A Brighter Twilight
Despite all that, though, Nintendo did clearly put care and attention into this as an HD re-release. The visual improvements may be slighter but they are present, and more importantly, this version lets you play with a proper controller. The result is combat that feels more exact and responsive than the Wii version that demanded motion controls. As has become the series norm, the addition of a touch screen makes it a breeze to equip Link's arsenal of items. Even if I find Twilight Princess only so-so by Zelda standards, this is easily the best way to play it.
And of course, it adds functionality from Nintendo's latest success story, Amiibo. The Wolf Link amiibo unlocks a simple endurance dungeon, though be warned, it drops you in at your current level so playing in the early game means you won't have much life to work with. It also works as a quick-start, letting you bypass the game select screen by associating a save file with the amiibo itself. It's a small feature, but it's a nifty little function that more games could use.
The Test of Time
On the whole, these improvements make Twilight Princess HD the best version of the worst modern Zelda game. That said, even a mediocre Zelda game is still pretty fun. If you can get past its tonal oddities and paint-by-numbers structure, it's a good game, but not a great one. I enjoyed it as a cultural artifact, but replaying it made me appreciate that this direction for the series was temporary.
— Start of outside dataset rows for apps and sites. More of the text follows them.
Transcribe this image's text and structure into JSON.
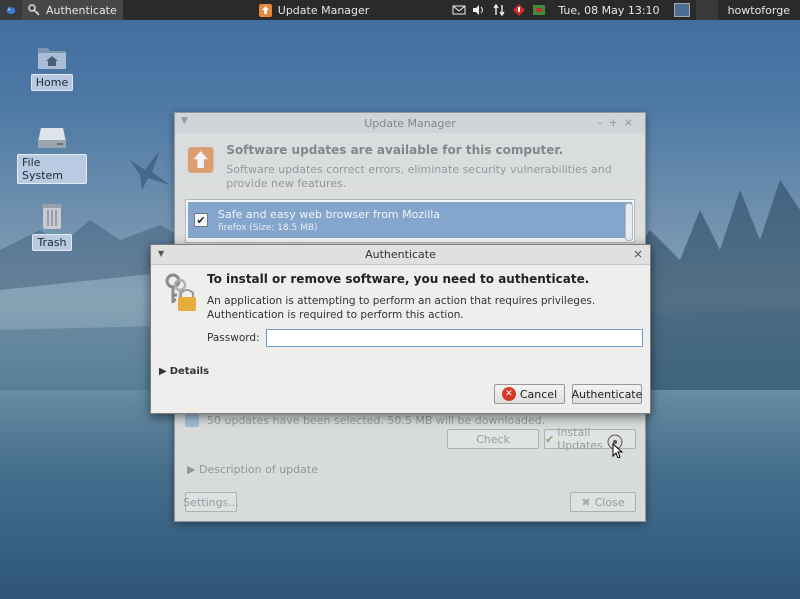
{
  "panel": {
    "window_tabs": [
      {
        "label": "Authenticate",
        "active": true
      },
      {
        "label": "Update Manager",
        "active": false
      }
    ],
    "clock": "Tue, 08 May  13:10",
    "user": "howtoforge"
  },
  "desktop": {
    "icons": [
      {
        "label": "Home"
      },
      {
        "label": "File System"
      },
      {
        "label": "Trash"
      }
    ]
  },
  "update_manager": {
    "title": "Update Manager",
    "heading": "Software updates are available for this computer.",
    "subtext": "Software updates correct errors, eliminate security vulnerabilities and provide new features.",
    "updates": [
      {
        "title": "Safe and easy web browser from Mozilla",
        "detail": "firefox (Size: 18.5 MB)",
        "checked": true
      }
    ],
    "status": "50 updates have been selected. 50.5 MB will be downloaded.",
    "check_label": "Check",
    "install_label": "Install Updates",
    "description_label": "Description of update",
    "settings_label": "Settings...",
    "close_label": "Close"
  },
  "auth_dialog": {
    "title": "Authenticate",
    "heading": "To install or remove software, you need to authenticate.",
    "message": "An application is attempting to perform an action that requires privileges. Authentication is required to perform this action.",
    "password_label": "Password:",
    "password_value": "",
    "details_label": "Details",
    "cancel_label": "Cancel",
    "authenticate_label": "Authenticate"
  },
  "colors": {
    "panel": "#2a2a2a",
    "selection": "#86a7cf",
    "input_focus": "#6f9ad0",
    "cancel_icon": "#d43b2a"
  }
}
This review is based on a Wii U retail copy provided by the publisher. The Legend of Zelda: Twilight Princess HD will be available in retail stores with Wolf Link Amiibo for $59.99, and on the Nintendo eShop digitally for $49.99, on March 4. The game is rated T.